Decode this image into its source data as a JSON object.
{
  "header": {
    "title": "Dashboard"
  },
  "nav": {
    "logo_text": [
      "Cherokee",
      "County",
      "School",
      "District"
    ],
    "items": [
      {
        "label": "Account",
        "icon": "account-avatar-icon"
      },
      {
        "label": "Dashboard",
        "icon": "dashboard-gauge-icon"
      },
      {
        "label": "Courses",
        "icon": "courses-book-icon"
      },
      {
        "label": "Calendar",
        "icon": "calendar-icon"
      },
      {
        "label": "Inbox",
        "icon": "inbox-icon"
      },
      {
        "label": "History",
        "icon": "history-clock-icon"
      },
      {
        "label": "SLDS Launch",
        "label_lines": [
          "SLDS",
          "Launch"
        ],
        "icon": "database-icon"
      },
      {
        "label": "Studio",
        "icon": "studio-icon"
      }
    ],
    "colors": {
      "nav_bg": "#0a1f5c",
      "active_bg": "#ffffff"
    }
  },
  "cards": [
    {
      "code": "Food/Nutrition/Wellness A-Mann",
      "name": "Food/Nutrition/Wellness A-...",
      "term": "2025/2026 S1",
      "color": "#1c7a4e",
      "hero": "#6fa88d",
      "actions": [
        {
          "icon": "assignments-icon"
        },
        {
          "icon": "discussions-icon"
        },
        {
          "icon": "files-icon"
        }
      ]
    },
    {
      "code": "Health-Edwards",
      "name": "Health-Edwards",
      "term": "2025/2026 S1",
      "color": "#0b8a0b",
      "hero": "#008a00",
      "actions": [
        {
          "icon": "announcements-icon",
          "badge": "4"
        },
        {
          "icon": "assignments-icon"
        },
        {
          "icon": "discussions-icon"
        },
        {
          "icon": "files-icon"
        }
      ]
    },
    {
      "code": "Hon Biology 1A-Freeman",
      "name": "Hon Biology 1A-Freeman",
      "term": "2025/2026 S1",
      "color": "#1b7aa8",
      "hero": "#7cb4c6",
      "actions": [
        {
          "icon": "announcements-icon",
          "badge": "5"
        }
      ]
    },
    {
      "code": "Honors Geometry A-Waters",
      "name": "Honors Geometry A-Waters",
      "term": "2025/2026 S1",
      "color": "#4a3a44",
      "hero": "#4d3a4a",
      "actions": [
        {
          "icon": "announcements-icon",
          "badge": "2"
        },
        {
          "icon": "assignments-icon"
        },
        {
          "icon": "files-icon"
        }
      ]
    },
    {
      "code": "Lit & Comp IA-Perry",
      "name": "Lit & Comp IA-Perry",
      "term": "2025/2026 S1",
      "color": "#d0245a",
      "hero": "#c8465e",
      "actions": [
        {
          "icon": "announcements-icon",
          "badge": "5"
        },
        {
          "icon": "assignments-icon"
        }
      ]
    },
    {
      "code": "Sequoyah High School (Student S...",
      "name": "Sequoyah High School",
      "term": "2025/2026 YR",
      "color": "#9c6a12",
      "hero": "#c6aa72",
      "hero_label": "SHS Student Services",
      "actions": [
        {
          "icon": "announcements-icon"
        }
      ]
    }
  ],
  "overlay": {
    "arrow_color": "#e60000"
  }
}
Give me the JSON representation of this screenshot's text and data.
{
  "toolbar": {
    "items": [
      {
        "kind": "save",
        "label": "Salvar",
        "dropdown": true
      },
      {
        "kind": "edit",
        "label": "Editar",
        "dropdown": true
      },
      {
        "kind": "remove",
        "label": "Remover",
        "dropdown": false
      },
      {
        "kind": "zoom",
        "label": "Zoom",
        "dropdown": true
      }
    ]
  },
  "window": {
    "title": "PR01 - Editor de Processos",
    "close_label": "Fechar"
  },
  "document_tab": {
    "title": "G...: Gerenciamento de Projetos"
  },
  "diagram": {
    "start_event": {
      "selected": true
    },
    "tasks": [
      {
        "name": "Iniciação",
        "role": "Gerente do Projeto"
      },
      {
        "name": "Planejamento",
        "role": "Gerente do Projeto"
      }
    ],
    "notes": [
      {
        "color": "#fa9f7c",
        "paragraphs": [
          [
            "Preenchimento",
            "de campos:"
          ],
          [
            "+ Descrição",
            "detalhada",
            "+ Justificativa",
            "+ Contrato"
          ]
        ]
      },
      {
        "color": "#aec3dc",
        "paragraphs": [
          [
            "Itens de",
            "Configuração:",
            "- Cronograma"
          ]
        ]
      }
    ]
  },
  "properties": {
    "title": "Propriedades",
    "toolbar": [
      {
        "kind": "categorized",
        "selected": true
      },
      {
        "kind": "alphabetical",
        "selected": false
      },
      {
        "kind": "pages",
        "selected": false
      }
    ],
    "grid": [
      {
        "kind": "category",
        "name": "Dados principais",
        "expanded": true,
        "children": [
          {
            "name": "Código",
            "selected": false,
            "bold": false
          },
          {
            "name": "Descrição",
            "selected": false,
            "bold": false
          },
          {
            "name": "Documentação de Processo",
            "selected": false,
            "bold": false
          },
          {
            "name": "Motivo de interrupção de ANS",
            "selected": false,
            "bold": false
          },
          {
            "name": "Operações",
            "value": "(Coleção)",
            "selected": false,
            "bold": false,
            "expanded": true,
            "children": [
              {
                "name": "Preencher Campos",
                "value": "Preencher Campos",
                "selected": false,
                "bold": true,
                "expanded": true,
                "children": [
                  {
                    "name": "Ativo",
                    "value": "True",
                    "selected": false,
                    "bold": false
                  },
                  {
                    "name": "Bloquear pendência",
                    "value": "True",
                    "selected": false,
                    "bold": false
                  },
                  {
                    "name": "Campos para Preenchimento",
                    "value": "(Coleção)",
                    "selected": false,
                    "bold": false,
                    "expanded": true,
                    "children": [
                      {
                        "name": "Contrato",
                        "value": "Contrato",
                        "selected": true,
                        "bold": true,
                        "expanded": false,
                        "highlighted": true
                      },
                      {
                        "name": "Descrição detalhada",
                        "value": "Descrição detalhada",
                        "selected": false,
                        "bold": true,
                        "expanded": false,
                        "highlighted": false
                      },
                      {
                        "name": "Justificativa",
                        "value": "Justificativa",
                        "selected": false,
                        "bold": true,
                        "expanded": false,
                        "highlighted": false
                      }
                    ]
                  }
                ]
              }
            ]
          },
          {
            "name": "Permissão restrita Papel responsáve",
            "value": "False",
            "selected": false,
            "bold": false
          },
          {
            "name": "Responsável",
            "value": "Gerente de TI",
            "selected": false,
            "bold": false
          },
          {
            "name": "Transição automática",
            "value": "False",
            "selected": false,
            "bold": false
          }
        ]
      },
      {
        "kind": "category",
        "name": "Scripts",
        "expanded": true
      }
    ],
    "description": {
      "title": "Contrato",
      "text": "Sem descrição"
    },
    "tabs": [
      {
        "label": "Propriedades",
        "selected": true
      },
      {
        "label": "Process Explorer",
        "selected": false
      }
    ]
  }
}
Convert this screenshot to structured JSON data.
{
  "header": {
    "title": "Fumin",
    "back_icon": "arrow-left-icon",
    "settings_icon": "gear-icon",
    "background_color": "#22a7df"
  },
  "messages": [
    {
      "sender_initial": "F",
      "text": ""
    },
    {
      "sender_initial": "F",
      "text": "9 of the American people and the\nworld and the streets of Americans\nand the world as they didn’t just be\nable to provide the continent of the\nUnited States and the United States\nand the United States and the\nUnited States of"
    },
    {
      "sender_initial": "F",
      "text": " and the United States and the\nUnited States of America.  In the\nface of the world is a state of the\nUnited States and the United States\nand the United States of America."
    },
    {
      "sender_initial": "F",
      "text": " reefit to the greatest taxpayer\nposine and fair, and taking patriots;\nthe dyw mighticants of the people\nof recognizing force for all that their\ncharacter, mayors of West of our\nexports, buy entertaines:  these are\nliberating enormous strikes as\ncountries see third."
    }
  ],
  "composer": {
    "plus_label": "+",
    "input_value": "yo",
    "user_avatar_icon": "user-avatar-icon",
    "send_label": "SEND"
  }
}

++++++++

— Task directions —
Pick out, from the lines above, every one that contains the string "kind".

— Solution to this task —
        "kind": "save",
        "kind": "edit",
        "kind": "remove",
        "kind": "zoom",
        "kind": "categorized",
        "kind": "alphabetical",
        "kind": "pages",
        "kind": "category",
        "kind": "category",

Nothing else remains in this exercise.